TORONTO (Reuters) - The Canadian dollar weakened slightly against the greenback on Friday as data showed the annual inflation rate fell to a five-month low in October, reinforcing the market view that Canadian interest rates will remain on hold for some time.
Lower gasoline prices helped push the inflation rate down to 0.7 percent last month, weaker than the 0.9 percent economists’ had expected.
The figures highlighted how little pressure there is on the Bank of Canada to raise rates. The central bank has kept rates at 1 percent since September 2010 and recently, in a major policy shift, dropped any mention of an eventual rate rise.
Core inflation, which strips out volatile items and is closely watched by the Bank of Canada, was in line with expectations, dipping to 1.2 percent from 1.3 percent.
Although the Canadian dollar subsequently trimmed losses following the release of the inflation data and a separate report that showed retail sales rose more than expected in September, it was under heavy pressure for a second day.

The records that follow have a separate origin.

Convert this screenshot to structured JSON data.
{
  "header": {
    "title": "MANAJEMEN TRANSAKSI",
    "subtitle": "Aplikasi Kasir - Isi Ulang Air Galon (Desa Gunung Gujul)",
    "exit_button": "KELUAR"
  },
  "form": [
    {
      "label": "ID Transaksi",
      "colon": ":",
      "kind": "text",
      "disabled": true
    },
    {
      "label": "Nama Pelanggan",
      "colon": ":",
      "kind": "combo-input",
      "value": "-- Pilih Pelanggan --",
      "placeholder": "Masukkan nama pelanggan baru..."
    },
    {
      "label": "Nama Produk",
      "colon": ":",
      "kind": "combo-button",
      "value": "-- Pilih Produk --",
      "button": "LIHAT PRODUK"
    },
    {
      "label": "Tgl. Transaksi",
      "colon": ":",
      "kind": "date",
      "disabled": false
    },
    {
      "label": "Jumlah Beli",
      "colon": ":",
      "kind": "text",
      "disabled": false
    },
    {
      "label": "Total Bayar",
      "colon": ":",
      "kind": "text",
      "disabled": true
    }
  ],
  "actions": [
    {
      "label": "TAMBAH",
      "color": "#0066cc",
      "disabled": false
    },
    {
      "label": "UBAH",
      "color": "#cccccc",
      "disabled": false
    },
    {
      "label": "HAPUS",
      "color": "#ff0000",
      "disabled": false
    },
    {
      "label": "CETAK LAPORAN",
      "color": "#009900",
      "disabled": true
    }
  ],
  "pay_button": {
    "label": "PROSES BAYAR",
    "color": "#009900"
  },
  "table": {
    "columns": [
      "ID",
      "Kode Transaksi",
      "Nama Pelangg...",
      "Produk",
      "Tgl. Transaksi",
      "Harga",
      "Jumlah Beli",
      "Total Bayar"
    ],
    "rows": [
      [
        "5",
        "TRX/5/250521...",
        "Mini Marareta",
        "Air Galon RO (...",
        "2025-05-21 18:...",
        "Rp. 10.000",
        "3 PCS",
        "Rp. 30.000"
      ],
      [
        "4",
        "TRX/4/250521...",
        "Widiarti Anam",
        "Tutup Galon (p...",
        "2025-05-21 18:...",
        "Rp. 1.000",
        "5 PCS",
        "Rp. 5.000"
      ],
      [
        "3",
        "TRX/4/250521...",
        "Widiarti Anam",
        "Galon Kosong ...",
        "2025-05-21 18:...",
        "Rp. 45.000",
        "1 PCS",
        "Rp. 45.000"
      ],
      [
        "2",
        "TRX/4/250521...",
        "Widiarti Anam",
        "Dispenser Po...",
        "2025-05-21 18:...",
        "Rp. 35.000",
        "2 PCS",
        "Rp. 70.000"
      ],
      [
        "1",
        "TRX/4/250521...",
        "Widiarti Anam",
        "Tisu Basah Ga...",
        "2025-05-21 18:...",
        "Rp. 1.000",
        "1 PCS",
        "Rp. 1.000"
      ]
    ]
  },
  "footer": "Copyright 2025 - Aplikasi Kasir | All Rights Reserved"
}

It dropped on Thursday following remarks by Bank of Canada Governor Stephen Poloz, who said the bank’s economic analysis differs from that of the Organization of Economic Cooperation and Development (OECD), which recommended that Canada start raising interest rates as soon as 2014.
“It’s part of the more recent trend that has emerged since yesterday of a weaker Canadian dollar, and perhaps that’s stemming from the view that some participants may think the bank could resort to a lower rate,” said Mazen Issa, macro strategist at TD Securities in Toronto.
“In our opinion, it reinforces the view that the bank’s going to be very much on the sidelines and stay very dovish with regards to the outlook, but we see a rate cut as a low probability.”
The Canadian dollar ended the North American session at C$1.0524 versus the U.S. dollar, or 95.02 U.S. cents, modestly weaker than Thursday’s close of C$1.0521, or 95.05 U.S. cents. The loonie hit a low of C$1.0570 in early trading, its weakest since July. For the week, the Canadian currency gave up 0.8 percent.
A recent Reuters poll of primary dealers showed the Bank of Canada is expected to keep its key rate at 1 percent well into 2015. <CA/POLL>
While the domestic interest rate environment has been a factor in the markets in recent sessions, signals of when the U.S. Federal Reserve will start to withdraw its economic stimulus will likely be the next big driver for the loonie, said Greg Anderson, global head of foreign exchange strategy at BMO Capital Markets in New York.
Investors are trying to gauge whether the Fed will announce it is reducing its pace of bond purchases at its next meeting in December, or hold off until 2014. A key data point will be the November unemployment report, which will be released in early December.
“If the U.S. (payrolls) number was good enough to put taper on the table for December, I think we’d go to C$1.07 at least,” Anderson said.
Canadian bond prices were mixed across the maturity curve, with the two-year bond off half a Canadian cent to yield 1.108 percent, while the benchmark 10-year bond was up 35 Canadian cents to yield 2.579 percent.
Editing by Peter Galloway